Saved entries:
/---
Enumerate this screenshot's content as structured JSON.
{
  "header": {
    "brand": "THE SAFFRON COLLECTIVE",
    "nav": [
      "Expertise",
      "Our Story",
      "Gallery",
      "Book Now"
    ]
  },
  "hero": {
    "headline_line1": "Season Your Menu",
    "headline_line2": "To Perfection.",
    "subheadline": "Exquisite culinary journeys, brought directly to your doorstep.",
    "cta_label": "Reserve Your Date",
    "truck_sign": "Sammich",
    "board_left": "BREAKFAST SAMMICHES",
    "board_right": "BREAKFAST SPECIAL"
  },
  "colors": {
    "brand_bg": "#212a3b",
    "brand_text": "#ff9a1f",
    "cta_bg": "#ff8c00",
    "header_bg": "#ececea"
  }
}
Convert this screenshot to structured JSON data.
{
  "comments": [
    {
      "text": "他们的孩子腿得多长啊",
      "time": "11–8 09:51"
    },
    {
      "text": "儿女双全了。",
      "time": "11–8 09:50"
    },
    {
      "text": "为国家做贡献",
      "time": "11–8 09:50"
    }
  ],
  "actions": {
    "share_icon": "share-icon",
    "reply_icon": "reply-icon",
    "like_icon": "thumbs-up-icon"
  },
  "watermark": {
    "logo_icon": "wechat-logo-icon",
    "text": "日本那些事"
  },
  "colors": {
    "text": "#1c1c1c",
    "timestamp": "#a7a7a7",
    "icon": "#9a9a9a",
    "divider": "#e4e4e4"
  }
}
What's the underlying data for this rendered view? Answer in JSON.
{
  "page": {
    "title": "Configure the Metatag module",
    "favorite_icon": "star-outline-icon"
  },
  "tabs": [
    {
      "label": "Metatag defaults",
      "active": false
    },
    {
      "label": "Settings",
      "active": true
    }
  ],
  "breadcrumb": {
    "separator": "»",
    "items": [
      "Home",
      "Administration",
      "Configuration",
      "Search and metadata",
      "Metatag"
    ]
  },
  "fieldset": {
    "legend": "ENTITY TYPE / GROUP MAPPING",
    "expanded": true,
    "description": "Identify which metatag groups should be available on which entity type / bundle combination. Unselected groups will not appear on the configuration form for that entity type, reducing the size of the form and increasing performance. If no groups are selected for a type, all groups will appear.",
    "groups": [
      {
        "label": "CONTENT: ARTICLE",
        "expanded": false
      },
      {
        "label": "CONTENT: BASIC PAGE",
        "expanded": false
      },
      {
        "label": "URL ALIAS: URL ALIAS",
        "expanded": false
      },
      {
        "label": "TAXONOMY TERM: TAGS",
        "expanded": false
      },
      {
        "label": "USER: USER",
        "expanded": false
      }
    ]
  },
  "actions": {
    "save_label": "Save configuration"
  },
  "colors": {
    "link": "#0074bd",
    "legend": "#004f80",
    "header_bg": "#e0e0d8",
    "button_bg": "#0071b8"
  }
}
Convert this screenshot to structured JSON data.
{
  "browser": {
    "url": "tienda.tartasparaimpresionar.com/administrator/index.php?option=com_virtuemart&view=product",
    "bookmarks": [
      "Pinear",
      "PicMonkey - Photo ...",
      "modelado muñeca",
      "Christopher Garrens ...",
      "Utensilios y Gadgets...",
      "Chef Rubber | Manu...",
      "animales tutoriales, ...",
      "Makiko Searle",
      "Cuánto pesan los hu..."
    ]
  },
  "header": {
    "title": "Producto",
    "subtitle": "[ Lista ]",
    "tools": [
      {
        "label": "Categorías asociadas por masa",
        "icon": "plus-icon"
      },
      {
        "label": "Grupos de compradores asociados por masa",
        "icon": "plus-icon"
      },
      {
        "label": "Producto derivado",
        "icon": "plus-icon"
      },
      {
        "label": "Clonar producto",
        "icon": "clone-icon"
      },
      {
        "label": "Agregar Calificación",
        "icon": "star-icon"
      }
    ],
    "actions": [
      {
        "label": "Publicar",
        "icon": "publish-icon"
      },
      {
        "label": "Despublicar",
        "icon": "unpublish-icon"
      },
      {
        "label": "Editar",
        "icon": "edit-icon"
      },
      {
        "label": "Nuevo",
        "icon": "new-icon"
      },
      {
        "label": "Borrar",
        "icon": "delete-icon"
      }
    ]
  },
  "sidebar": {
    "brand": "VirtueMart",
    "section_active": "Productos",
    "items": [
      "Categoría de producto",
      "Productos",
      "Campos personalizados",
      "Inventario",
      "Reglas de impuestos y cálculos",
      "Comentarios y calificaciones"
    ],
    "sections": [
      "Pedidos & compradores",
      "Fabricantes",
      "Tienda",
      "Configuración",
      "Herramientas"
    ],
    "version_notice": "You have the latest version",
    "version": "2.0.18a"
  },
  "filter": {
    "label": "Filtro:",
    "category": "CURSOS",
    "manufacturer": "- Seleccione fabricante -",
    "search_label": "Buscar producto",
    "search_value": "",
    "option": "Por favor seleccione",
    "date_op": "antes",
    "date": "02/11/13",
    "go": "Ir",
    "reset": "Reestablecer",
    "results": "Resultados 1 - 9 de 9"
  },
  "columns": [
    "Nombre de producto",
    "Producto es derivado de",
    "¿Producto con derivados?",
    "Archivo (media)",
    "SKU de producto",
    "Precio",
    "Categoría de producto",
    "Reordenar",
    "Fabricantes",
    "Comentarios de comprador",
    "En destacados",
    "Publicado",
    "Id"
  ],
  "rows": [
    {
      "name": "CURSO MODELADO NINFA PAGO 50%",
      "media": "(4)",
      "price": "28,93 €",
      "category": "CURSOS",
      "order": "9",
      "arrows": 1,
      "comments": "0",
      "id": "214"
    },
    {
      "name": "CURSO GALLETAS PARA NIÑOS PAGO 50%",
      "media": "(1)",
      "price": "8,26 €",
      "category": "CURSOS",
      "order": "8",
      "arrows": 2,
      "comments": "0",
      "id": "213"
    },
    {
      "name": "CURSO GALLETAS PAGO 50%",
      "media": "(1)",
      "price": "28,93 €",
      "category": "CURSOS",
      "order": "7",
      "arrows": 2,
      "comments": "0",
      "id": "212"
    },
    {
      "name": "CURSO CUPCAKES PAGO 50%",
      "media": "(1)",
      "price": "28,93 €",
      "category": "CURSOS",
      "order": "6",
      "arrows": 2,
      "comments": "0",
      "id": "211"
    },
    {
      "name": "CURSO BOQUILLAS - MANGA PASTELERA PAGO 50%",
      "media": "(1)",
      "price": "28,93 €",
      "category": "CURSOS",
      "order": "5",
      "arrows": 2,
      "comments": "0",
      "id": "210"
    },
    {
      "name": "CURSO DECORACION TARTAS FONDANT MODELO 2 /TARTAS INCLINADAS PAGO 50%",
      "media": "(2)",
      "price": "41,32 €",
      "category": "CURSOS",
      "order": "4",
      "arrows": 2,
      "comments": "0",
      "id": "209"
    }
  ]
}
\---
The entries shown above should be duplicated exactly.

Answer area ->
Enumerate this screenshot's content as structured JSON.
{
  "header": {
    "brand": "THE SAFFRON COLLECTIVE",
    "nav": [
      "Expertise",
      "Our Story",
      "Gallery",
      "Book Now"
    ]
  },
  "hero": {
    "headline_line1": "Season Your Menu",
    "headline_line2": "To Perfection.",
    "subheadline": "Exquisite culinary journeys, brought directly to your doorstep.",
    "cta_label": "Reserve Your Date",
    "truck_sign": "Sammich",
    "board_left": "BREAKFAST SAMMICHES",
    "board_right": "BREAKFAST SPECIAL"
  },
  "colors": {
    "brand_bg": "#212a3b",
    "brand_text": "#ff9a1f",
    "cta_bg": "#ff8c00",
    "header_bg": "#ececea"
  }
}
Convert this screenshot to structured JSON data.
{
  "comments": [
    {
      "text": "他们的孩子腿得多长啊",
      "time": "11–8 09:51"
    },
    {
      "text": "儿女双全了。",
      "time": "11–8 09:50"
    },
    {
      "text": "为国家做贡献",
      "time": "11–8 09:50"
    }
  ],
  "actions": {
    "share_icon": "share-icon",
    "reply_icon": "reply-icon",
    "like_icon": "thumbs-up-icon"
  },
  "watermark": {
    "logo_icon": "wechat-logo-icon",
    "text": "日本那些事"
  },
  "colors": {
    "text": "#1c1c1c",
    "timestamp": "#a7a7a7",
    "icon": "#9a9a9a",
    "divider": "#e4e4e4"
  }
}
What's the underlying data for this rendered view? Answer in JSON.
{
  "page": {
    "title": "Configure the Metatag module",
    "favorite_icon": "star-outline-icon"
  },
  "tabs": [
    {
      "label": "Metatag defaults",
      "active": false
    },
    {
      "label": "Settings",
      "active": true
    }
  ],
  "breadcrumb": {
    "separator": "»",
    "items": [
      "Home",
      "Administration",
      "Configuration",
      "Search and metadata",
      "Metatag"
    ]
  },
  "fieldset": {
    "legend": "ENTITY TYPE / GROUP MAPPING",
    "expanded": true,
    "description": "Identify which metatag groups should be available on which entity type / bundle combination. Unselected groups will not appear on the configuration form for that entity type, reducing the size of the form and increasing performance. If no groups are selected for a type, all groups will appear.",
    "groups": [
      {
        "label": "CONTENT: ARTICLE",
        "expanded": false
      },
      {
        "label": "CONTENT: BASIC PAGE",
        "expanded": false
      },
      {
        "label": "URL ALIAS: URL ALIAS",
        "expanded": false
      },
      {
        "label": "TAXONOMY TERM: TAGS",
        "expanded": false
      },
      {
        "label": "USER: USER",
        "expanded": false
      }
    ]
  },
  "actions": {
    "save_label": "Save configuration"
  },
  "colors": {
    "link": "#0074bd",
    "legend": "#004f80",
    "header_bg": "#e0e0d8",
    "button_bg": "#0071b8"
  }
}
Convert this screenshot to structured JSON data.
{
  "browser": {
    "url": "tienda.tartasparaimpresionar.com/administrator/index.php?option=com_virtuemart&view=product",
    "bookmarks": [
      "Pinear",
      "PicMonkey - Photo ...",
      "modelado muñeca",
      "Christopher Garrens ...",
      "Utensilios y Gadgets...",
      "Chef Rubber | Manu...",
      "animales tutoriales, ...",
      "Makiko Searle",
      "Cuánto pesan los hu..."
    ]
  },
  "header": {
    "title": "Producto",
    "subtitle": "[ Lista ]",
    "tools": [
      {
        "label": "Categorías asociadas por masa",
        "icon": "plus-icon"
      },
      {
        "label": "Grupos de compradores asociados por masa",
        "icon": "plus-icon"
      },
      {
        "label": "Producto derivado",
        "icon": "plus-icon"
      },
      {
        "label": "Clonar producto",
        "icon": "clone-icon"
      },
      {
        "label": "Agregar Calificación",
        "icon": "star-icon"
      }
    ],
    "actions": [
      {
        "label": "Publicar",
        "icon": "publish-icon"
      },
      {
        "label": "Despublicar",
        "icon": "unpublish-icon"
      },
      {
        "label": "Editar",
        "icon": "edit-icon"
      },
      {
        "label": "Nuevo",
        "icon": "new-icon"
      },
      {
        "label": "Borrar",
        "icon": "delete-icon"
      }
    ]
  },
  "sidebar": {
    "brand": "VirtueMart",
    "section_active": "Productos",
    "items": [
      "Categoría de producto",
      "Productos",
      "Campos personalizados",
      "Inventario",
      "Reglas de impuestos y cálculos",
      "Comentarios y calificaciones"
    ],
    "sections": [
      "Pedidos & compradores",
      "Fabricantes",
      "Tienda",
      "Configuración",
      "Herramientas"
    ],
    "version_notice": "You have the latest version",
    "version": "2.0.18a"
  },
  "filter": {
    "label": "Filtro:",
    "category": "CURSOS",
    "manufacturer": "- Seleccione fabricante -",
    "search_label": "Buscar producto",
    "search_value": "",
    "option": "Por favor seleccione",
    "date_op": "antes",
    "date": "02/11/13",
    "go": "Ir",
    "reset": "Reestablecer",
    "results": "Resultados 1 - 9 de 9"
  },
  "columns": [
    "Nombre de producto",
    "Producto es derivado de",
    "¿Producto con derivados?",
    "Archivo (media)",
    "SKU de producto",
    "Precio",
    "Categoría de producto",
    "Reordenar",
    "Fabricantes",
    "Comentarios de comprador",
    "En destacados",
    "Publicado",
    "Id"
  ],
  "rows": [
    {
      "name": "CURSO MODELADO NINFA PAGO 50%",
      "media": "(4)",
      "price": "28,93 €",
      "category": "CURSOS",
      "order": "9",
      "arrows": 1,
      "comments": "0",
      "id": "214"
    },
    {
      "name": "CURSO GALLETAS PARA NIÑOS PAGO 50%",
      "media": "(1)",
      "price": "8,26 €",
      "category": "CURSOS",
      "order": "8",
      "arrows": 2,
      "comments": "0",
      "id": "213"
    },
    {
      "name": "CURSO GALLETAS PAGO 50%",
      "media": "(1)",
      "price": "28,93 €",
      "category": "CURSOS",
      "order": "7",
      "arrows": 2,
      "comments": "0",
      "id": "212"
    },
    {
      "name": "CURSO CUPCAKES PAGO 50%",
      "media": "(1)",
      "price": "28,93 €",
      "category": "CURSOS",
      "order": "6",
      "arrows": 2,
      "comments": "0",
      "id": "211"
    },
    {
      "name": "CURSO BOQUILLAS - MANGA PASTELERA PAGO 50%",
      "media": "(1)",
      "price": "28,93 €",
      "category": "CURSOS",
      "order": "5",
      "arrows": 2,
      "comments": "0",
      "id": "210"
    },
    {
      "name": "CURSO DECORACION TARTAS FONDANT MODELO 2 /TARTAS INCLINADAS PAGO 50%",
      "media": "(2)",
      "price": "41,32 €",
      "category": "CURSOS",
      "order": "4",
      "arrows": 2,
      "comments": "0",
      "id": "209"
    }
  ]
}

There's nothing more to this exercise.